PROBLEM REQUIREMENTS:
Type out each record word for word. Pictures stay out.

INPUT DATA:
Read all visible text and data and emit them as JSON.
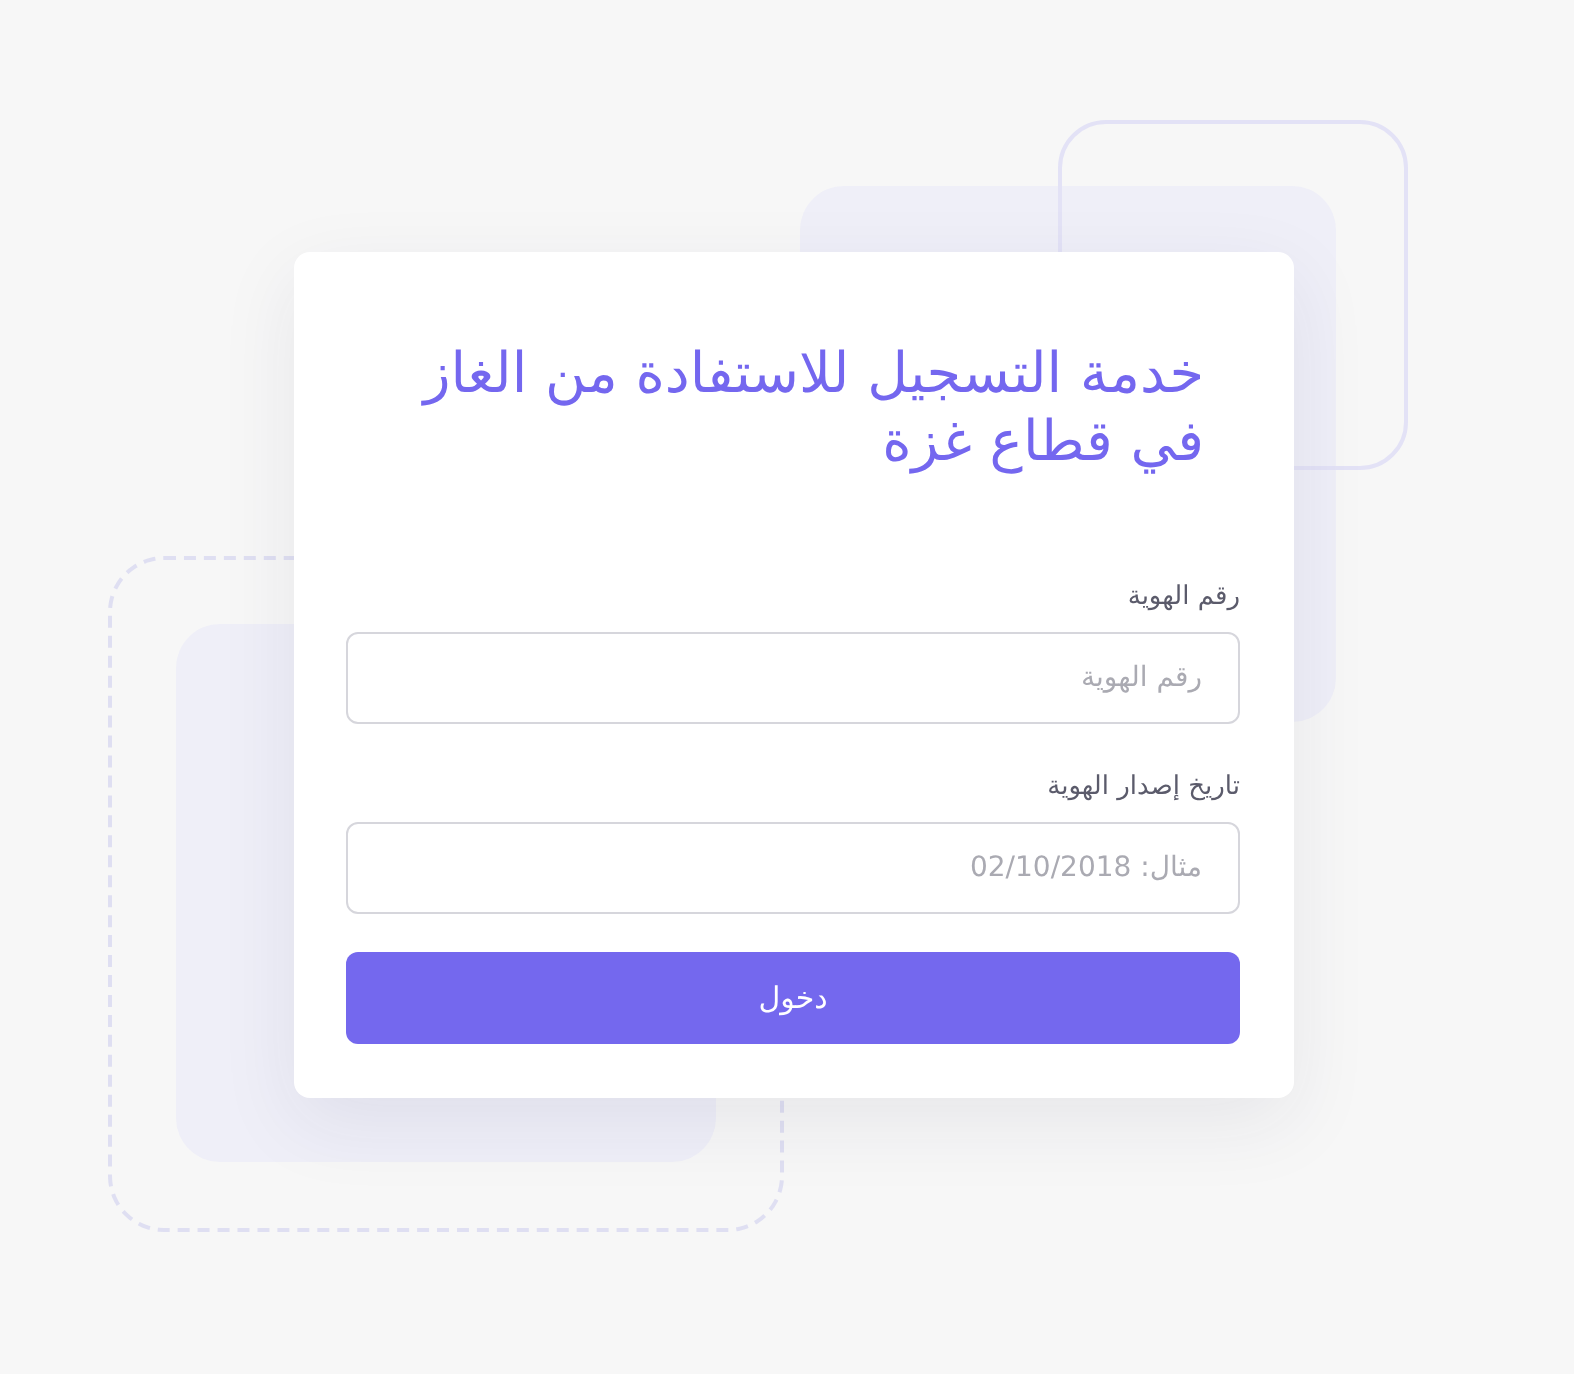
{
  "title": "خدمة التسجيل للاستفادة من الغاز في قطاع غزة",
  "fields": [
    {
      "label": "رقم الهوية",
      "placeholder": "رقم الهوية"
    },
    {
      "label": "تاريخ إصدار الهوية",
      "placeholder": "مثال: 02/10/2018"
    }
  ],
  "submit_button": {
    "label": "دخول"
  }
}
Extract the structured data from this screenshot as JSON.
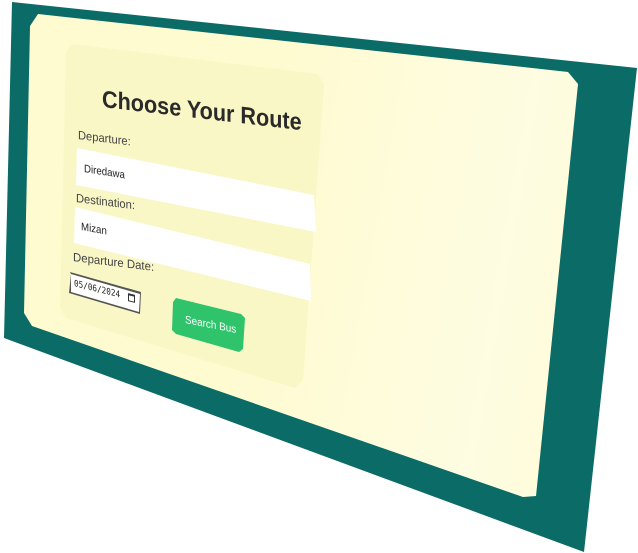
{
  "form": {
    "title": "Choose Your Route",
    "departure_label": "Departure:",
    "departure_value": "Diredawa",
    "destination_label": "Destination:",
    "destination_value": "Mizan",
    "date_label": "Departure Date:",
    "date_value": "05/06/2024",
    "search_label": "Search Bus"
  },
  "colors": {
    "backdrop": "#0b6b66",
    "panel": "#fefbd1",
    "button": "#2fc46b"
  },
  "icons": {
    "date_picker": "calendar-icon"
  }
}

TASK SOLUTION:
Read all visible text and data and emit them as JSON.
{
  "title": "خدمة التسجيل للاستفادة من الغاز في قطاع غزة",
  "fields": [
    {
      "label": "رقم الهوية",
      "placeholder": "رقم الهوية"
    },
    {
      "label": "تاريخ إصدار الهوية",
      "placeholder": "مثال: 02/10/2018"
    }
  ],
  "submit_button": {
    "label": "دخول"
  }
}
Extract the structured data from this screenshot as JSON.
{
  "form": {
    "title": "Choose Your Route",
    "departure_label": "Departure:",
    "departure_value": "Diredawa",
    "destination_label": "Destination:",
    "destination_value": "Mizan",
    "date_label": "Departure Date:",
    "date_value": "05/06/2024",
    "search_label": "Search Bus"
  },
  "colors": {
    "backdrop": "#0b6b66",
    "panel": "#fefbd1",
    "button": "#2fc46b"
  },
  "icons": {
    "date_picker": "calendar-icon"
  }
}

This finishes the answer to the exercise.